START DATA SUPPLIED

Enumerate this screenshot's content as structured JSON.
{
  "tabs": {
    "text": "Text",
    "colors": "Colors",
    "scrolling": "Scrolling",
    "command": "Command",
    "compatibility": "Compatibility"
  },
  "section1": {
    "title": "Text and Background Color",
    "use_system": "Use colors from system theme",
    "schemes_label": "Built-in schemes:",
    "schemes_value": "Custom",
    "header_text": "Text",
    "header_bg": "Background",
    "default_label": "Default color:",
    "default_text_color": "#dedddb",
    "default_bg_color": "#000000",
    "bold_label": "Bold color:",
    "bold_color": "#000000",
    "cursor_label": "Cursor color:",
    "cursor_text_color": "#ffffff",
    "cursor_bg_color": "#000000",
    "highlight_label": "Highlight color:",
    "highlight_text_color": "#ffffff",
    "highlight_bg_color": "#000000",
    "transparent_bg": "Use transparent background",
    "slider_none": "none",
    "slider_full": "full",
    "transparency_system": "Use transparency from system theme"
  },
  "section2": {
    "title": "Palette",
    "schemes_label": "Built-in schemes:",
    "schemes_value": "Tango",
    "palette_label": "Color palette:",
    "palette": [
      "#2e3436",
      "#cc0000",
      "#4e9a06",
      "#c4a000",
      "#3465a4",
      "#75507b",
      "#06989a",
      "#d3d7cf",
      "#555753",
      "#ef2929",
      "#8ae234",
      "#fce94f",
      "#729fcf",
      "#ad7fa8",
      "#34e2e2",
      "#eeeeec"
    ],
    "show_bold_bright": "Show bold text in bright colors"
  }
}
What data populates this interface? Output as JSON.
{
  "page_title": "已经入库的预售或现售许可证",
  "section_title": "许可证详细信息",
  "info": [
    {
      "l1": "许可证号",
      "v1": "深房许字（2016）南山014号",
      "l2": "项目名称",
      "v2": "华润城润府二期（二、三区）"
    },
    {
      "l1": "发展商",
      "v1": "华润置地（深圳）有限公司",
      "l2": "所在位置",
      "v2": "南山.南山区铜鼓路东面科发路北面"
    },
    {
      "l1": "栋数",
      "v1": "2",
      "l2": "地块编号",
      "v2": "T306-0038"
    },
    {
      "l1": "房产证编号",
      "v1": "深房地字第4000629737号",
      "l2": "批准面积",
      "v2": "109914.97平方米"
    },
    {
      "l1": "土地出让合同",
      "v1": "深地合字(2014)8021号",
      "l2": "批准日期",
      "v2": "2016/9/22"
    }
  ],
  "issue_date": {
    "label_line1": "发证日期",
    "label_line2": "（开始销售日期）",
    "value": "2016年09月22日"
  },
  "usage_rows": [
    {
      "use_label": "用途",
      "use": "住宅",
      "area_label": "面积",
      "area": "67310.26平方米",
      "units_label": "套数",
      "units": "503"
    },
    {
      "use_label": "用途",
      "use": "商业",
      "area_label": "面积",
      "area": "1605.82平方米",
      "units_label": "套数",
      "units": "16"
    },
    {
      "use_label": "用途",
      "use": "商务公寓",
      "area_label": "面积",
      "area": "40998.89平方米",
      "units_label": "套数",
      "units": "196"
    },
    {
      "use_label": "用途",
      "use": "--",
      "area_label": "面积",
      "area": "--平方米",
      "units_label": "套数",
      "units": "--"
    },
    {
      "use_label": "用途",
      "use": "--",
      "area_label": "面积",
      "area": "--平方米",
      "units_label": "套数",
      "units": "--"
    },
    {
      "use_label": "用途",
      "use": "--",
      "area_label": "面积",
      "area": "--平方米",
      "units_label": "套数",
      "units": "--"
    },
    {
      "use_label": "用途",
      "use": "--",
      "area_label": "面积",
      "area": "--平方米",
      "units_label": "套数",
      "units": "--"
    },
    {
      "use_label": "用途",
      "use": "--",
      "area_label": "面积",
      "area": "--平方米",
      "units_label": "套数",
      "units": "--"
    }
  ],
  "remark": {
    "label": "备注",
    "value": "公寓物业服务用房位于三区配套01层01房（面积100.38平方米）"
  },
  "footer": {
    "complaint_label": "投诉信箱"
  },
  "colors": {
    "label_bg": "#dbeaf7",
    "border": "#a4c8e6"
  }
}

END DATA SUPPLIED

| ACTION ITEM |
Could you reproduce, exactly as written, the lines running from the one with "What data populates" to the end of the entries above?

| OUTPUT OF THE EXERCISE |
What data populates this interface? Output as JSON.
{
  "page_title": "已经入库的预售或现售许可证",
  "section_title": "许可证详细信息",
  "info": [
    {
      "l1": "许可证号",
      "v1": "深房许字（2016）南山014号",
      "l2": "项目名称",
      "v2": "华润城润府二期（二、三区）"
    },
    {
      "l1": "发展商",
      "v1": "华润置地（深圳）有限公司",
      "l2": "所在位置",
      "v2": "南山.南山区铜鼓路东面科发路北面"
    },
    {
      "l1": "栋数",
      "v1": "2",
      "l2": "地块编号",
      "v2": "T306-0038"
    },
    {
      "l1": "房产证编号",
      "v1": "深房地字第4000629737号",
      "l2": "批准面积",
      "v2": "109914.97平方米"
    },
    {
      "l1": "土地出让合同",
      "v1": "深地合字(2014)8021号",
      "l2": "批准日期",
      "v2": "2016/9/22"
    }
  ],
  "issue_date": {
    "label_line1": "发证日期",
    "label_line2": "（开始销售日期）",
    "value": "2016年09月22日"
  },
  "usage_rows": [
    {
      "use_label": "用途",
      "use": "住宅",
      "area_label": "面积",
      "area": "67310.26平方米",
      "units_label": "套数",
      "units": "503"
    },
    {
      "use_label": "用途",
      "use": "商业",
      "area_label": "面积",
      "area": "1605.82平方米",
      "units_label": "套数",
      "units": "16"
    },
    {
      "use_label": "用途",
      "use": "商务公寓",
      "area_label": "面积",
      "area": "40998.89平方米",
      "units_label": "套数",
      "units": "196"
    },
    {
      "use_label": "用途",
      "use": "--",
      "area_label": "面积",
      "area": "--平方米",
      "units_label": "套数",
      "units": "--"
    },
    {
      "use_label": "用途",
      "use": "--",
      "area_label": "面积",
      "area": "--平方米",
      "units_label": "套数",
      "units": "--"
    },
    {
      "use_label": "用途",
      "use": "--",
      "area_label": "面积",
      "area": "--平方米",
      "units_label": "套数",
      "units": "--"
    },
    {
      "use_label": "用途",
      "use": "--",
      "area_label": "面积",
      "area": "--平方米",
      "units_label": "套数",
      "units": "--"
    },
    {
      "use_label": "用途",
      "use": "--",
      "area_label": "面积",
      "area": "--平方米",
      "units_label": "套数",
      "units": "--"
    }
  ],
  "remark": {
    "label": "备注",
    "value": "公寓物业服务用房位于三区配套01层01房（面积100.38平方米）"
  },
  "footer": {
    "complaint_label": "投诉信箱"
  },
  "colors": {
    "label_bg": "#dbeaf7",
    "border": "#a4c8e6"
  }
}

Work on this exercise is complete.